    If Clete can keep it up they really could have something nice with the two of them.

  • Matthew T. Sussman

    “You need more then just a fastball once the league gets a book on you, but we’ll have to wait and see if he can develope a second pitch to offset his speed.”

    You don’t necessarily need to change speeds, but a breaking pitch can be just as effective. I looked at Aquilino’s pitching splits on ESPN, and it looks like his out pitch is actually a slider. Fastball and slider — those were Zumaya’s pitches too. (Now, Lopez is 32, so he’s not exactly a budding phenom.)

    “As for Jonsey, yeah he’s kept it together thus far but seriously, does any Tiger fan really feel good about that guy closing ball game?”

    Even though one needs more than the prescribed dosage of Maalox while watching him … at least I do. At face value, when you hear about a closer who allows a lot of baserunners and is probably last among closers in strikeouts, you’d think he’s horrible. But he blew six games last year. 13 other closers blew more than that, some with fewer saves. It’s at this point that you basically have to throw out the stats and numbers and just concede that Todd Jones is an old, old man with a slow, slow fastball, and somehow does the job good enough.

    Of course the other edge to that sword is that he’ll have the job until he blows three straight games with a 7-run lead. But this won’t be until he’s 53 years old.

    “Forgive my skepticism on his long term prospects but the Tigers have definately had their share of Chris Sheltons and Ryan Rayburns, as have all teams.”

    Understood, but Granderson will be back soon, and Thomas did his job as a replacement player. Furthermore … Raburn was certainly a shot of Red Bull for them in the second half last year but … is he really a Shelton-y flameout already? He’s still with the team. Shelton never even made it back to the majors a few months after The April To Remember.

  • Tony

    You can definately make that assertion about Jones, and there are definately are a good deal of closers who are far worse then him, that goes without saying.

    Jones just isnt championship caliber and neither is the rest of their pen.

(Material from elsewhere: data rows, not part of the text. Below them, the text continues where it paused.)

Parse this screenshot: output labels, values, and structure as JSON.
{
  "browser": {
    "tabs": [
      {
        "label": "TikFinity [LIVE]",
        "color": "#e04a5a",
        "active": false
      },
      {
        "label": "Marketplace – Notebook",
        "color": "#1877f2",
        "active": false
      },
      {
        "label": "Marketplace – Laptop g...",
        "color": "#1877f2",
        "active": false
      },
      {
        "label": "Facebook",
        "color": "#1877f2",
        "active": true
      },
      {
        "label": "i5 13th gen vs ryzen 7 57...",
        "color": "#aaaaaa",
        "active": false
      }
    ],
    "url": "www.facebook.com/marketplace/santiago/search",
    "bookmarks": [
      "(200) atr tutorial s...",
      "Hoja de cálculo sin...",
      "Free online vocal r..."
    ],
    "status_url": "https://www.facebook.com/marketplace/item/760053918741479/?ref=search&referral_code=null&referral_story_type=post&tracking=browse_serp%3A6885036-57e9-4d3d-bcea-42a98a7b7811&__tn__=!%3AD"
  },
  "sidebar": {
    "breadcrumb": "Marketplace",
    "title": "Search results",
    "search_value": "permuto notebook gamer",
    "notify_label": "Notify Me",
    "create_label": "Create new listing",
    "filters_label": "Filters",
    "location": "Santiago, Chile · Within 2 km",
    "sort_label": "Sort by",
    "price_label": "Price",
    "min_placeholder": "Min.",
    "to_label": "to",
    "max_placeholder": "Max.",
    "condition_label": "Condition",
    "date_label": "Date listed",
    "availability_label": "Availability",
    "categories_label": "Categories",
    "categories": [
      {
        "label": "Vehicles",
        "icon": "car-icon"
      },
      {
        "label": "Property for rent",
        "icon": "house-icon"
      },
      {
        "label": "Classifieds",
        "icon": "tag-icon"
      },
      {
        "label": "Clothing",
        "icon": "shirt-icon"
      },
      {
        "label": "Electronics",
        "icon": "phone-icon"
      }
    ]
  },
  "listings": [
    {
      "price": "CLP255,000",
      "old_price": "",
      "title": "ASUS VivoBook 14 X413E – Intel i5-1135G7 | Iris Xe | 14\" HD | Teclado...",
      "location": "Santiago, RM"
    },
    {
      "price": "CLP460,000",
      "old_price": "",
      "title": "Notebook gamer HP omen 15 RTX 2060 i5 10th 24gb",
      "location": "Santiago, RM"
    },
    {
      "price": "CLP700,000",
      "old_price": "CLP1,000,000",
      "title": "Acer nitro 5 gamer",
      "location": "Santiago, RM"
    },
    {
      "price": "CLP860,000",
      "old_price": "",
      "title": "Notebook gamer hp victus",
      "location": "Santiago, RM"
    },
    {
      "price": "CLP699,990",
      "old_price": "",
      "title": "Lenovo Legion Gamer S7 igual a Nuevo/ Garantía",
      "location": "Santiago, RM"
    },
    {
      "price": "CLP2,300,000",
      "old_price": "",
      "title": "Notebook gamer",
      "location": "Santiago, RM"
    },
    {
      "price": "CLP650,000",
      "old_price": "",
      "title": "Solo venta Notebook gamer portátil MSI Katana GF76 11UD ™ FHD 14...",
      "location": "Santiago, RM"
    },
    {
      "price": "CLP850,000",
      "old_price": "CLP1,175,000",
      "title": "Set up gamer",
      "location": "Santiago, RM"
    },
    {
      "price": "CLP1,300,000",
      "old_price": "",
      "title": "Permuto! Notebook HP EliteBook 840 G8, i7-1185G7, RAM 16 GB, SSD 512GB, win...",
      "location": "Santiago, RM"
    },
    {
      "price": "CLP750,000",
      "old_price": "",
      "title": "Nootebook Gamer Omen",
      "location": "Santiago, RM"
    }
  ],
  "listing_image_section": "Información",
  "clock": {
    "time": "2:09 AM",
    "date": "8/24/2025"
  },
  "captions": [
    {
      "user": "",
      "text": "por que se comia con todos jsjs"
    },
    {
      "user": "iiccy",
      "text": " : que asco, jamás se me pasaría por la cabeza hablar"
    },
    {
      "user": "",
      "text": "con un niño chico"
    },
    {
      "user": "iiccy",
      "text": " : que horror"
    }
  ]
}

    My point was never that the Tigers are a horrible team. Like I said in the piece, the Yanks of the 1980’s won more games than any other franchise in that decade. They just didn’t have the pieces in their rotation or their bullpen to bring it home.

    The team is good, they just aren’t championship caliber as they were projected to be. They will crush some teams like they did last night but in the end I don’t predict that to be enough.

  • RJ Elliott

    Brandon Inge is still the messiah.